AB - Chemical contamination of ecosystems is a global issue with evidence that pollutants impact on living organisms in a harmful fashion. Developing sensor approaches that would allow the derivation of biomarkers or signatures of effect in target sentinel organisms and monitor environmental chemical contamination in a high throughput manner is of utmost importance. As biomolecules absorb infrared (IR), signature vibrational spectra related to structure and function can be derived. In light of this, we tested the notion that IR spectra of bird feathers might reflect environmental chemical contaminant exposure patterns. Feathers were collected from monospecific heronries of cattle egret based in two independent locations (Trimu vs. Mailsi) in the Punjab province of Pakistan; these sites were found to differ in their chemical contamination patterns. Feather samples were chemically analyzed for polychlorinated biphenyls, polybrominated diphenyl ethers, organochlorines and heavy metals. Attenuated total reflection Fourier-transform IR (ATR-FTIR) spectroscopy was employed to derive a spectral signature of individual feathers. Resultant IR spectra were then subjected to canonical correspondence analysis (CAA) to determine whether feather spectral signatures correlate to chemical exposure. Additionally, we explored if principal component analysis (PCA) and linear discriminant analysis (LDA) could be applied to distinguish site-specific differences; linear discriminant function (LDF) was also applied to classify sites. The sampled feathers varied in their chemical exposure patterns depending on whether they were sourced from one site associated with heavy metal exposure or the other which suggested high organic pollutant exposures. CCA of chemical and spectral data showed a correlation between spectral signatures and chemical exposure. PCA-LDA readily distinguished feathers from the two different sites. Discriminating alterations were identified and these were associated with protein and lipid regions in IR spectra. Additionally. LDF showed that the classification rate of spectral categories correlated well with the two chemical exposure patterns (93.6% for Trimu feathers and 91.77% for Mailsi feathers). This pilot study suggests that IR spectra derived from feathers reflect background chemical exposure and points to a novel monitoring tool for contamination. (C) 2012 Elsevier Ltd. All rights reserved.

KW - Avian feathers

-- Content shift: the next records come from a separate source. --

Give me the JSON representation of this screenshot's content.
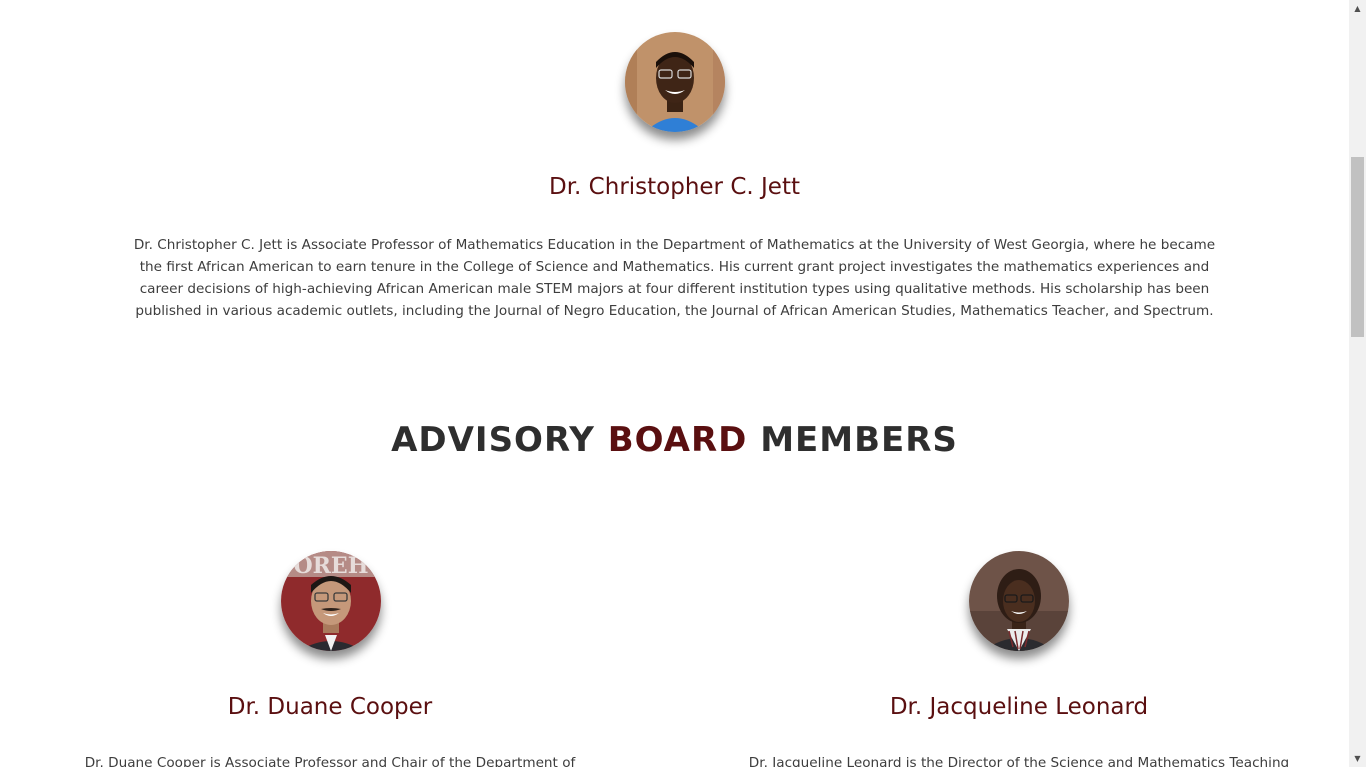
{
  "featured": {
    "name": "Dr. Christopher C. Jett",
    "bio": "Dr. Christopher C. Jett is Associate Professor of Mathematics Education in the Department of Mathematics at the University of West Georgia, where he became the first African American to earn tenure in the College of Science and Mathematics. His current grant project investigates the mathematics experiences and career decisions of high-achieving African American male STEM majors at four different institution types using qualitative methods. His scholarship has been published in various academic outlets, including the Journal of Negro Education, the Journal of African American Studies, Mathematics Teacher, and Spectrum."
  },
  "section": {
    "title_part1": "ADVISORY",
    "title_accent": "BOARD",
    "title_part2": "MEMBERS"
  },
  "members": [
    {
      "name": "Dr. Duane Cooper",
      "bio": "Dr. Duane Cooper is Associate Professor and Chair of the Department of"
    },
    {
      "name": "Dr. Jacqueline Leonard",
      "bio": "Dr. Jacqueline Leonard is the Director of the Science and Mathematics Teaching"
    }
  ],
  "colors": {
    "accent": "#5a0f10",
    "heading": "#2e2e2e",
    "body_text": "#3d3d3d",
    "scrollbar_track": "#f1f1f1",
    "scrollbar_thumb": "#c1c1c1"
  },
  "scrollbar": {
    "up_icon": "triangle-up",
    "down_icon": "triangle-down"
  }
}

KW - Cattle egret

KW - Computational analysis

KW - Infrared spectroscopy

KW - Pakistan

KW - Spectral signatures

U2 - 10.1016/j.envint.2012.06.019

DO - 10.1016/j.envint.2012.06.019

M3 - Journal article

VL - 48

SP - 39

EP - 46

JO - Environment International

JF - Environment International

SN - 0160-4120

ER -